Send back every line of the data exactly.

[[ Source material open ]]

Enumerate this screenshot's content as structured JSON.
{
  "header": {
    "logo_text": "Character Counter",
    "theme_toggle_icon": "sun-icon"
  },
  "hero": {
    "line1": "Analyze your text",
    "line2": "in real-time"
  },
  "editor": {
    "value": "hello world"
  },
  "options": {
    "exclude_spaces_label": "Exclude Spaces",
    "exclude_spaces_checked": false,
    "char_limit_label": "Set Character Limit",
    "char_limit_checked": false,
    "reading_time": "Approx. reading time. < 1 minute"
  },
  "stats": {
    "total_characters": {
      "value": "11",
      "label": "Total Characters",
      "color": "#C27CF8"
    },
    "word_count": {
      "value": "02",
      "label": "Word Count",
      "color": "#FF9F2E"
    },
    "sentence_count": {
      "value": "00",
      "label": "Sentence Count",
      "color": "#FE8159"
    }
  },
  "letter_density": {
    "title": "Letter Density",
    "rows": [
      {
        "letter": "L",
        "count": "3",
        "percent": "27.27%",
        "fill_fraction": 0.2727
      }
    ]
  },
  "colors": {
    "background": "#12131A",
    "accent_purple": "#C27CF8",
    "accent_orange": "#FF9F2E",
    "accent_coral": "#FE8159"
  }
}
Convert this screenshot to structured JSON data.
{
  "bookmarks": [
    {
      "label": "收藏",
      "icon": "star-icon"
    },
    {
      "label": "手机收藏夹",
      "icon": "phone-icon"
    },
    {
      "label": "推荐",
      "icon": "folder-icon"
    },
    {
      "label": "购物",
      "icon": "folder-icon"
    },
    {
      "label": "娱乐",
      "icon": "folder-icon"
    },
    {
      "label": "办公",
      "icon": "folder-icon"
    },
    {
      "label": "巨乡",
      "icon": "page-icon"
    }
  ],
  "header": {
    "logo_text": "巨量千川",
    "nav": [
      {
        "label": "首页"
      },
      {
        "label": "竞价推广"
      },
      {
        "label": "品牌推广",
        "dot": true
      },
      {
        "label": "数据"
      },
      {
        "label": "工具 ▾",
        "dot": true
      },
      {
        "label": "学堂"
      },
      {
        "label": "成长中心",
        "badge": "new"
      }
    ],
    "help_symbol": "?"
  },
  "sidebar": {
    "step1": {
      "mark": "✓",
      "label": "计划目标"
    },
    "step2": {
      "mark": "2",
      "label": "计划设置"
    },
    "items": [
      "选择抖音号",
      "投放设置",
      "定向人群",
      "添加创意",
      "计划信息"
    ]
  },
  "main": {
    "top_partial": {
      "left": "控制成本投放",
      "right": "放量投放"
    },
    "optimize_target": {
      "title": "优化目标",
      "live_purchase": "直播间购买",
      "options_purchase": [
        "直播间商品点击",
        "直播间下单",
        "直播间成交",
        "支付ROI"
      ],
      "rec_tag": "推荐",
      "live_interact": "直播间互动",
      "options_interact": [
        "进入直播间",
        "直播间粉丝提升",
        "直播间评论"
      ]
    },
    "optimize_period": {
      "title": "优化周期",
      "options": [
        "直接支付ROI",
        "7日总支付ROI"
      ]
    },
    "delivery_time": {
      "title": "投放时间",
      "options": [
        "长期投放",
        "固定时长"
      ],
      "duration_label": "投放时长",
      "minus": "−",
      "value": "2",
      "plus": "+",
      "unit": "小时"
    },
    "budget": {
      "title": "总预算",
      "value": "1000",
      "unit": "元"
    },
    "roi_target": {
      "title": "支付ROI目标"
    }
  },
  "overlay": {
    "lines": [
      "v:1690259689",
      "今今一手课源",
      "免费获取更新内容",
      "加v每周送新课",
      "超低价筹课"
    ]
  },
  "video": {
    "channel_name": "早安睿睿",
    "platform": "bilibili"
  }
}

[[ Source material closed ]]

> [Problem solution]
Enumerate this screenshot's content as structured JSON.
{
  "header": {
    "logo_text": "Character Counter",
    "theme_toggle_icon": "sun-icon"
  },
  "hero": {
    "line1": "Analyze your text",
    "line2": "in real-time"
  },
  "editor": {
    "value": "hello world"
  },
  "options": {
    "exclude_spaces_label": "Exclude Spaces",
    "exclude_spaces_checked": false,
    "char_limit_label": "Set Character Limit",
    "char_limit_checked": false,
    "reading_time": "Approx. reading time. < 1 minute"
  },
  "stats": {
    "total_characters": {
      "value": "11",
      "label": "Total Characters",
      "color": "#C27CF8"
    },
    "word_count": {
      "value": "02",
      "label": "Word Count",
      "color": "#FF9F2E"
    },
    "sentence_count": {
      "value": "00",
      "label": "Sentence Count",
      "color": "#FE8159"
    }
  },
  "letter_density": {
    "title": "Letter Density",
    "rows": [
      {
        "letter": "L",
        "count": "3",
        "percent": "27.27%",
        "fill_fraction": 0.2727
      }
    ]
  },
  "colors": {
    "background": "#12131A",
    "accent_purple": "#C27CF8",
    "accent_orange": "#FF9F2E",
    "accent_coral": "#FE8159"
  }
}
Convert this screenshot to structured JSON data.
{
  "bookmarks": [
    {
      "label": "收藏",
      "icon": "star-icon"
    },
    {
      "label": "手机收藏夹",
      "icon": "phone-icon"
    },
    {
      "label": "推荐",
      "icon": "folder-icon"
    },
    {
      "label": "购物",
      "icon": "folder-icon"
    },
    {
      "label": "娱乐",
      "icon": "folder-icon"
    },
    {
      "label": "办公",
      "icon": "folder-icon"
    },
    {
      "label": "巨乡",
      "icon": "page-icon"
    }
  ],
  "header": {
    "logo_text": "巨量千川",
    "nav": [
      {
        "label": "首页"
      },
      {
        "label": "竞价推广"
      },
      {
        "label": "品牌推广",
        "dot": true
      },
      {
        "label": "数据"
      },
      {
        "label": "工具 ▾",
        "dot": true
      },
      {
        "label": "学堂"
      },
      {
        "label": "成长中心",
        "badge": "new"
      }
    ],
    "help_symbol": "?"
  },
  "sidebar": {
    "step1": {
      "mark": "✓",
      "label": "计划目标"
    },
    "step2": {
      "mark": "2",
      "label": "计划设置"
    },
    "items": [
      "选择抖音号",
      "投放设置",
      "定向人群",
      "添加创意",
      "计划信息"
    ]
  },
  "main": {
    "top_partial": {
      "left": "控制成本投放",
      "right": "放量投放"
    },
    "optimize_target": {
      "title": "优化目标",
      "live_purchase": "直播间购买",
      "options_purchase": [
        "直播间商品点击",
        "直播间下单",
        "直播间成交",
        "支付ROI"
      ],
      "rec_tag": "推荐",
      "live_interact": "直播间互动",
      "options_interact": [
        "进入直播间",
        "直播间粉丝提升",
        "直播间评论"
      ]
    },
    "optimize_period": {
      "title": "优化周期",
      "options": [
        "直接支付ROI",
        "7日总支付ROI"
      ]
    },
    "delivery_time": {
      "title": "投放时间",
      "options": [
        "长期投放",
        "固定时长"
      ],
      "duration_label": "投放时长",
      "minus": "−",
      "value": "2",
      "plus": "+",
      "unit": "小时"
    },
    "budget": {
      "title": "总预算",
      "value": "1000",
      "unit": "元"
    },
    "roi_target": {
      "title": "支付ROI目标"
    }
  },
  "overlay": {
    "lines": [
      "v:1690259689",
      "今今一手课源",
      "免费获取更新内容",
      "加v每周送新课",
      "超低价筹课"
    ]
  },
  "video": {
    "channel_name": "早安睿睿",
    "platform": "bilibili"
  }
}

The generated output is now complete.